4% tax will ruin us, say local IT bigwigs

DQW Bureau
New Update


The Tamil Nadu State government's recent directive to impose four percent sales tax (ST) on computer software, as part of its massive revenue raising exercise, has attracted wide spread criticism from all quarters. For the IT industry, this came as a bolt from the blue, as it is already in the midst of a crisis due to the on going economic slowdown. This announcement only succeeded in adding to the existing woes of the IT industry.

Not surprisingly, the local IT industry has come down heavily on the recent government's move. Here are the excerpts:

"When neighboring states such as Karnataka and Andhra Pradesh are extending a lot of support, incentives and exemptions to promote IT industry in their region, the present government's move here cannot be justified on any grounds," said BS Maniyan, Vice President, K7 Computing Pvt Ltd, which markets wide range of anti-virus solution in the market.
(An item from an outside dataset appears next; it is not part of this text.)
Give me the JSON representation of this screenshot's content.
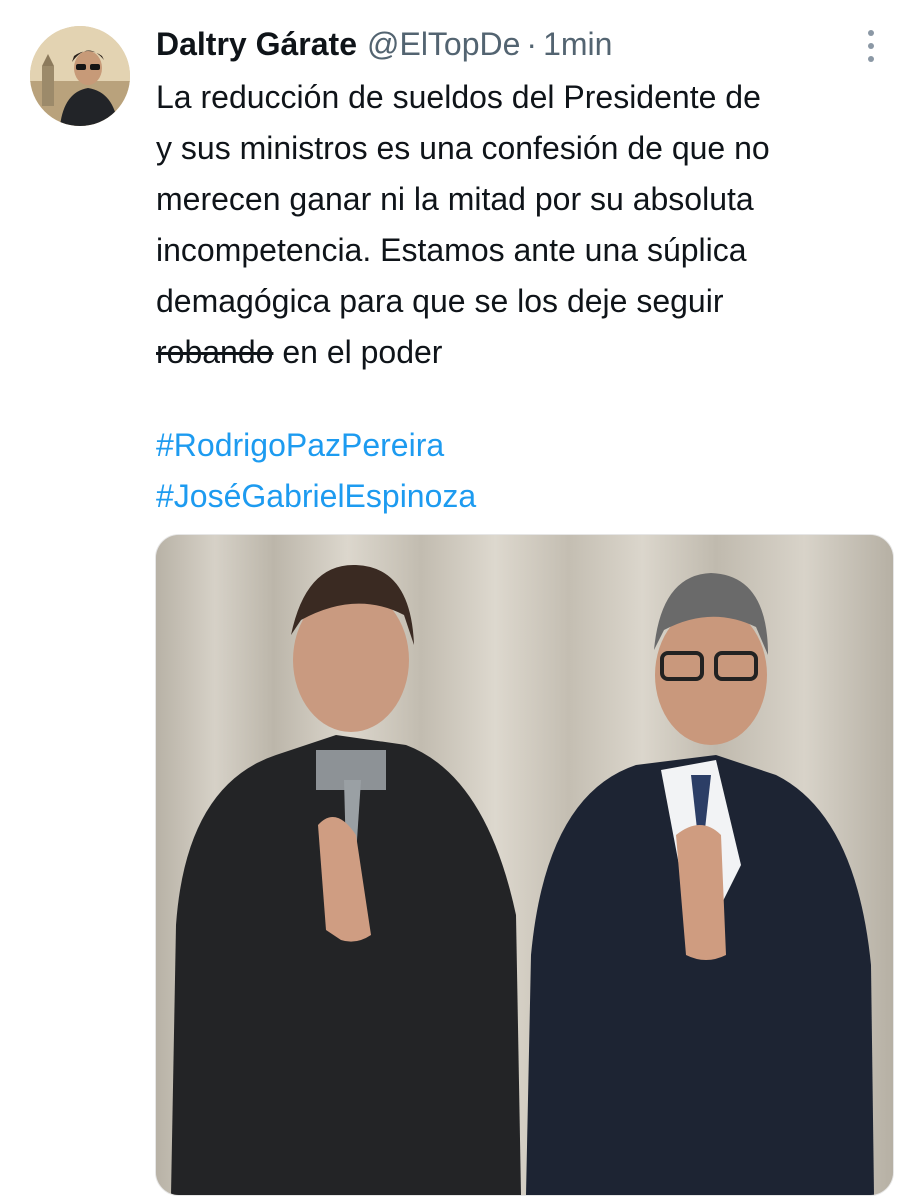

Moreover, he feels, the players from neighboring states are going to get benefited out of this initiative as chances of losing out business to them is very clear. "Certainly, it will happen as they are going to have the price advantage as sales tax is not added up in their quotation," he added.
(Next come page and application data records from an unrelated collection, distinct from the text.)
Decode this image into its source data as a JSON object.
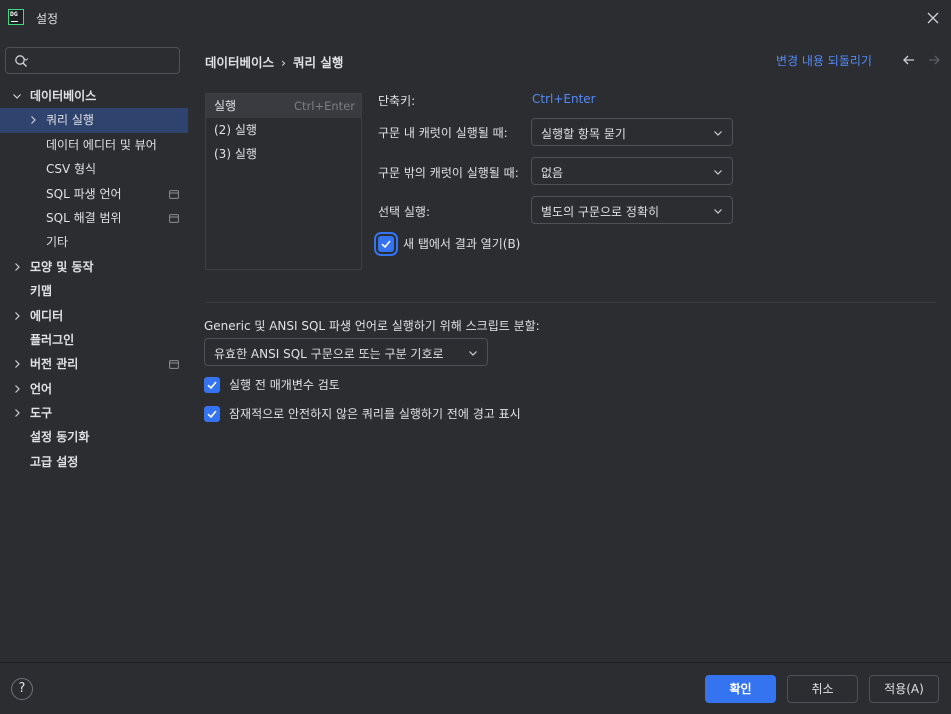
{
  "window": {
    "title": "설정",
    "logo_text": "DG"
  },
  "sidebar": {
    "search": {
      "value": "",
      "placeholder": ""
    },
    "items": [
      {
        "label": "데이터베이스",
        "level": 0,
        "expandable": true,
        "expanded": true,
        "bold": true,
        "selected": false,
        "project_icon": false
      },
      {
        "label": "쿼리 실행",
        "level": 1,
        "expandable": true,
        "expanded": false,
        "bold": false,
        "selected": true,
        "project_icon": false
      },
      {
        "label": "데이터 에디터 및 뷰어",
        "level": 1,
        "expandable": false,
        "bold": false,
        "selected": false,
        "project_icon": false
      },
      {
        "label": "CSV 형식",
        "level": 1,
        "expandable": false,
        "bold": false,
        "selected": false,
        "project_icon": false
      },
      {
        "label": "SQL 파생 언어",
        "level": 1,
        "expandable": false,
        "bold": false,
        "selected": false,
        "project_icon": true
      },
      {
        "label": "SQL 해결 범위",
        "level": 1,
        "expandable": false,
        "bold": false,
        "selected": false,
        "project_icon": true
      },
      {
        "label": "기타",
        "level": 1,
        "expandable": false,
        "bold": false,
        "selected": false,
        "project_icon": false
      },
      {
        "label": "모양 및 동작",
        "level": 0,
        "expandable": true,
        "expanded": false,
        "bold": true,
        "selected": false,
        "project_icon": false
      },
      {
        "label": "키맵",
        "level": 0,
        "expandable": false,
        "bold": true,
        "selected": false,
        "project_icon": false
      },
      {
        "label": "에디터",
        "level": 0,
        "expandable": true,
        "expanded": false,
        "bold": true,
        "selected": false,
        "project_icon": false
      },
      {
        "label": "플러그인",
        "level": 0,
        "expandable": false,
        "bold": true,
        "selected": false,
        "project_icon": false
      },
      {
        "label": "버전 관리",
        "level": 0,
        "expandable": true,
        "expanded": false,
        "bold": true,
        "selected": false,
        "project_icon": true
      },
      {
        "label": "언어",
        "level": 0,
        "expandable": true,
        "expanded": false,
        "bold": true,
        "selected": false,
        "project_icon": false
      },
      {
        "label": "도구",
        "level": 0,
        "expandable": true,
        "expanded": false,
        "bold": true,
        "selected": false,
        "project_icon": false
      },
      {
        "label": "설정 동기화",
        "level": 0,
        "expandable": false,
        "bold": true,
        "selected": false,
        "project_icon": false
      },
      {
        "label": "고급 설정",
        "level": 0,
        "expandable": false,
        "bold": true,
        "selected": false,
        "project_icon": false
      }
    ]
  },
  "header": {
    "breadcrumb": [
      "데이터베이스",
      "쿼리 실행"
    ],
    "breadcrumb_sep": "›",
    "revert_link": "변경 내용 되돌리기"
  },
  "actions": [
    {
      "label": "실행",
      "shortcut": "Ctrl+Enter",
      "selected": true
    },
    {
      "label": "(2) 실행",
      "shortcut": "",
      "selected": false
    },
    {
      "label": "(3) 실행",
      "shortcut": "",
      "selected": false
    }
  ],
  "form": {
    "shortcut_label": "단축키:",
    "shortcut_value": "Ctrl+Enter",
    "caret_inside_label": "구문 내 캐럿이 실행될 때:",
    "caret_inside_value": "실행할 항목 묻기",
    "caret_outside_label": "구문 밖의 캐럿이 실행될 때:",
    "caret_outside_value": "없음",
    "selection_label": "선택 실행:",
    "selection_value": "별도의 구문으로 정확히",
    "new_tab_label": "새 탭에서 결과 열기(B)",
    "new_tab_checked": true
  },
  "script_split": {
    "label": "Generic 및 ANSI SQL 파생 언어로 실행하기 위해 스크립트 분할:",
    "value": "유효한 ANSI SQL 구문으로 또는 구분 기호로"
  },
  "options": [
    {
      "label": "실행 전 매개변수 검토",
      "checked": true
    },
    {
      "label": "잠재적으로 안전하지 않은 쿼리를 실행하기 전에 경고 표시",
      "checked": true
    }
  ],
  "footer": {
    "help": "?",
    "ok": "확인",
    "cancel": "취소",
    "apply": "적용(A)"
  },
  "colors": {
    "background": "#2b2d30",
    "accent": "#3574f0",
    "link": "#548af7",
    "selection": "#2e436e",
    "text": "#dfe1e5"
  },
  "icons": [
    "close-icon",
    "search-icon",
    "chevron-down-icon",
    "chevron-right-icon",
    "project-scope-icon",
    "arrow-left-icon",
    "arrow-right-icon",
    "check-icon",
    "help-icon"
  ]
}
The local market feels when the market itself not stable and an insignificant amount of sales is happening, the government should not have adopted this method to raise revenue. "This will have only a negative impact and government is not going to make any substantial money out of this exercise," said a Ritchie Street trader.

Meanwhile, few people comment that although the rule is said to come into effect from 1 December, no official gazette notification has been issued so far by the government to commercial tax department. "We expect the government to withdraw four percent sales tax being imposed on software, as it has done in few items a couple of days back due to protest from the opposition parties," said another trader. He also added, the new state government has not done anything for IT except burdening like this.
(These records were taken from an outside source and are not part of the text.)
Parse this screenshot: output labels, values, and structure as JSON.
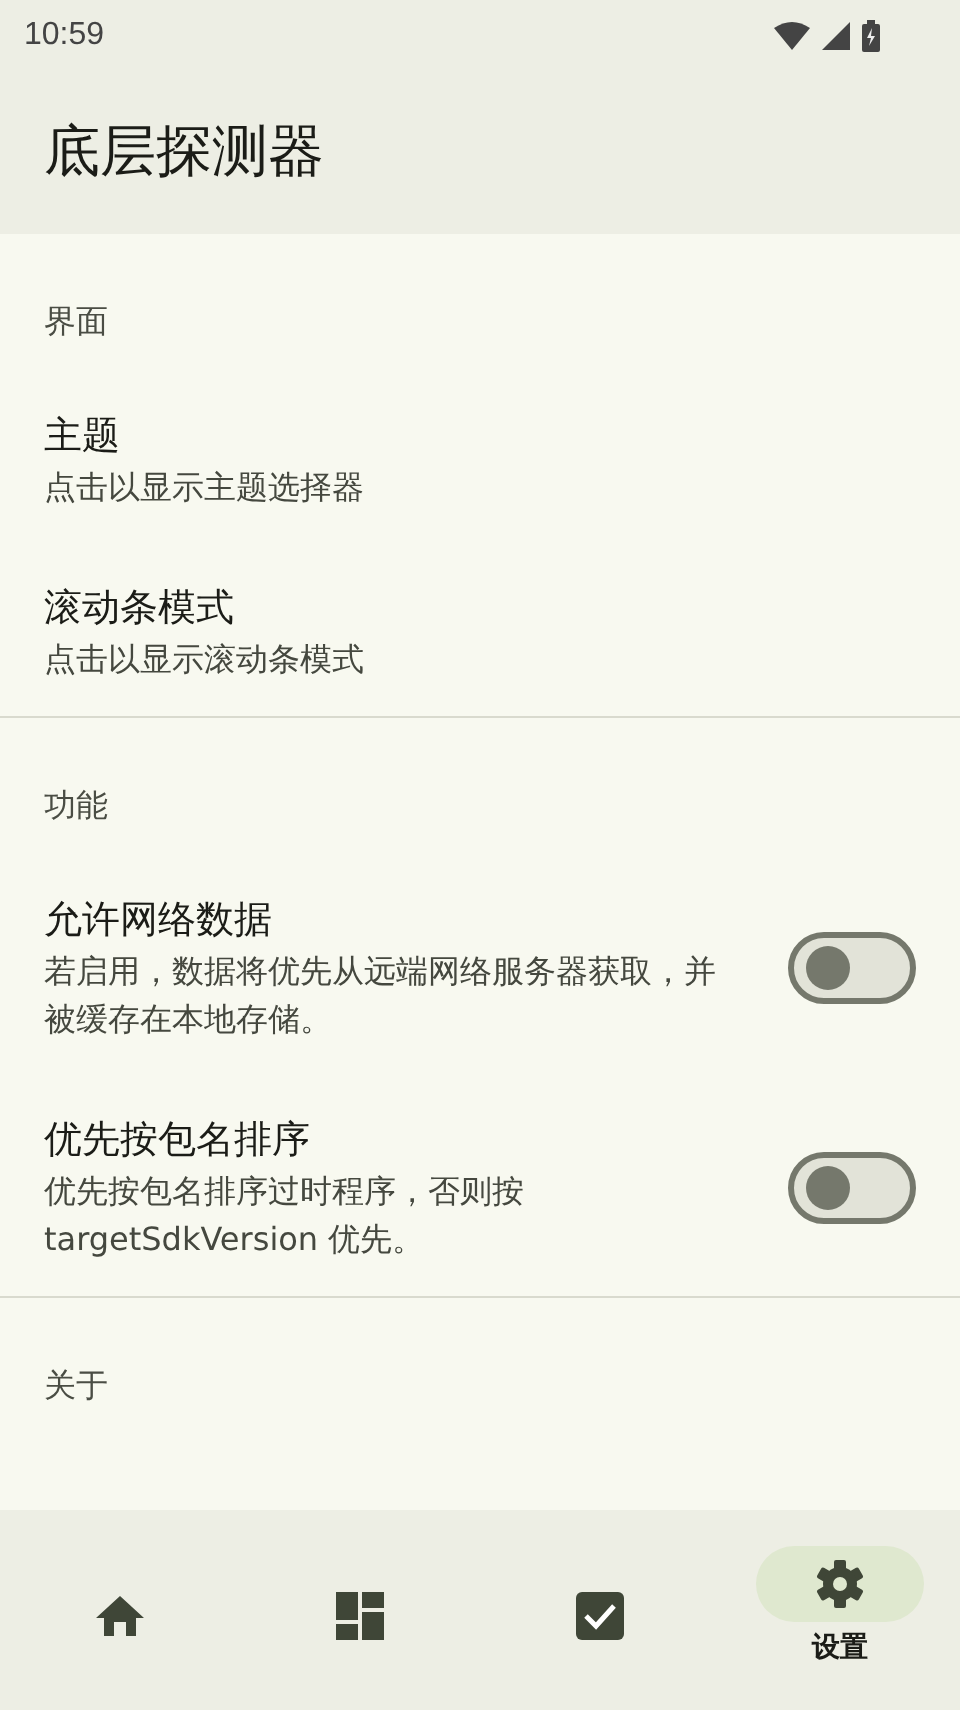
{
  "status_bar": {
    "time": "10:59"
  },
  "app_bar": {
    "title": "底层探测器"
  },
  "sections": [
    {
      "title": "界面",
      "items": [
        {
          "kind": "text",
          "title": "主题",
          "summary": "点击以显示主题选择器"
        },
        {
          "kind": "text",
          "title": "滚动条模式",
          "summary": "点击以显示滚动条模式"
        }
      ]
    },
    {
      "title": "功能",
      "items": [
        {
          "kind": "switch",
          "title": "允许网络数据",
          "summary": "若启用，数据将优先从远端网络服务器获取，并被缓存在本地存储。",
          "on": false
        },
        {
          "kind": "switch",
          "title": "优先按包名排序",
          "summary": "优先按包名排序过时程序，否则按 targetSdkVersion 优先。",
          "on": false
        }
      ]
    },
    {
      "title": "关于"
    }
  ],
  "bottom_nav": [
    {
      "kind": "home",
      "selected": false
    },
    {
      "kind": "dashboard",
      "selected": false
    },
    {
      "kind": "check",
      "selected": false
    },
    {
      "kind": "settings",
      "label": "设置",
      "selected": true
    }
  ]
}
According to Arun Kumar Nahata, Director, Ace Multimedia which deals with games CDs, encyclopedia and DTP software, "The government's move to impose sales tax on software products will affect only local players here as already the business is dull. Moreover, we cannot adjust the sales tax difference in our margins as already it is very thin and finally pushed to increase the prices for the end-user which affect the sales."


"On one side, the vendors and distributors are fighting hard to kill piracy in software business, while the government's decision like this will end up in more illegal operations as the product prices are going to shoot up which will prevent users from buying it," said B Ravishanker, DGM, Veeras Infotek, dealers of Microsoft, Oracle, IBM, Citrix, Network Associates and Symantec products. "Already when the government has Income Tax as a component to check those who do good turnovers, this is unnecessary and deterrent to the business."

Most of them feel that when government wants to promote IT why it should resort to this initiative.

"We are having a tough time in closing business where the lead time goes from three to four months. We have given quotations for orders worth rupee several lakh before this sales tax being imposed and now when we close the deal we are not able to add this sales tax as the customers are refusing to pay it as it sums up considerable. Either we have to bear this or lose the order," said Ashok Dash, Branch Manager, Select Technologies Pvt Ltd.

"If it has to be done, it has to be done on an all India basis, otherwise it cannot be justified," said Jitendra Kulkarni, CEO,


"Although, the state government say that the present move is to comply with the central directive, the central government itself has decided not to tax the software business to promote it. So how it can be done," said PK Viswanathan, Director, Vectra Systems & Solution Pvt Ltd.